====== Data ======

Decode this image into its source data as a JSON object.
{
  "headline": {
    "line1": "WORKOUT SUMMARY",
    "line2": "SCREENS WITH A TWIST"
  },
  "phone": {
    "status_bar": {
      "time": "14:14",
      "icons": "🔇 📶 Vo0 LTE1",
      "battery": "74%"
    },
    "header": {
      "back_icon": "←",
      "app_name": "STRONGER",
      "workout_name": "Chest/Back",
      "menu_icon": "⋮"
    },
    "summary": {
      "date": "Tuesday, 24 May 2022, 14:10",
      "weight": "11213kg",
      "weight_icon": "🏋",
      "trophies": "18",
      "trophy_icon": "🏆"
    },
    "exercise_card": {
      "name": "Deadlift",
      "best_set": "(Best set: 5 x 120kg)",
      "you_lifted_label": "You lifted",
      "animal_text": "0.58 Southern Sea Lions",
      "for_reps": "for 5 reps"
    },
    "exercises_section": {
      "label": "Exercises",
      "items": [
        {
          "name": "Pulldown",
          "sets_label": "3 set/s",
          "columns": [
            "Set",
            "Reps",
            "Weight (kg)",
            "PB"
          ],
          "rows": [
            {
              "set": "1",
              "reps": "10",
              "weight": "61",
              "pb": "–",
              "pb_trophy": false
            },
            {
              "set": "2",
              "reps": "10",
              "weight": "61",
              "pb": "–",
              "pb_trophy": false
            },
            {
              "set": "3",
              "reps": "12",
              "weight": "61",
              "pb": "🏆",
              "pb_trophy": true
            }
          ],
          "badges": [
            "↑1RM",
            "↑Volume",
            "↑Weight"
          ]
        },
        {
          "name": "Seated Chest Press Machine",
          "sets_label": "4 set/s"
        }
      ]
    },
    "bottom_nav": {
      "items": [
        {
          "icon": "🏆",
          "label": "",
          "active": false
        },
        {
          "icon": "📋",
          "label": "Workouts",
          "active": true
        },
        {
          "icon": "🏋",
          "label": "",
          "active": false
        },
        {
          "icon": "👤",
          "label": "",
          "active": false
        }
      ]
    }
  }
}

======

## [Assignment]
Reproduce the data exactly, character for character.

## [Finished exercise]
Decode this image into its source data as a JSON object.
{
  "headline": {
    "line1": "WORKOUT SUMMARY",
    "line2": "SCREENS WITH A TWIST"
  },
  "phone": {
    "status_bar": {
      "time": "14:14",
      "icons": "🔇 📶 Vo0 LTE1",
      "battery": "74%"
    },
    "header": {
      "back_icon": "←",
      "app_name": "STRONGER",
      "workout_name": "Chest/Back",
      "menu_icon": "⋮"
    },
    "summary": {
      "date": "Tuesday, 24 May 2022, 14:10",
      "weight": "11213kg",
      "weight_icon": "🏋",
      "trophies": "18",
      "trophy_icon": "🏆"
    },
    "exercise_card": {
      "name": "Deadlift",
      "best_set": "(Best set: 5 x 120kg)",
      "you_lifted_label": "You lifted",
      "animal_text": "0.58 Southern Sea Lions",
      "for_reps": "for 5 reps"
    },
    "exercises_section": {
      "label": "Exercises",
      "items": [
        {
          "name": "Pulldown",
          "sets_label": "3 set/s",
          "columns": [
            "Set",
            "Reps",
            "Weight (kg)",
            "PB"
          ],
          "rows": [
            {
              "set": "1",
              "reps": "10",
              "weight": "61",
              "pb": "–",
              "pb_trophy": false
            },
            {
              "set": "2",
              "reps": "10",
              "weight": "61",
              "pb": "–",
              "pb_trophy": false
            },
            {
              "set": "3",
              "reps": "12",
              "weight": "61",
              "pb": "🏆",
              "pb_trophy": true
            }
          ],
          "badges": [
            "↑1RM",
            "↑Volume",
            "↑Weight"
          ]
        },
        {
          "name": "Seated Chest Press Machine",
          "sets_label": "4 set/s"
        }
      ]
    },
    "bottom_nav": {
      "items": [
        {
          "icon": "🏆",
          "label": "",
          "active": false
        },
        {
          "icon": "📋",
          "label": "Workouts",
          "active": true
        },
        {
          "icon": "🏋",
          "label": "",
          "active": false
        },
        {
          "icon": "👤",
          "label": "",
          "active": false
        }
      ]
    }
  }
}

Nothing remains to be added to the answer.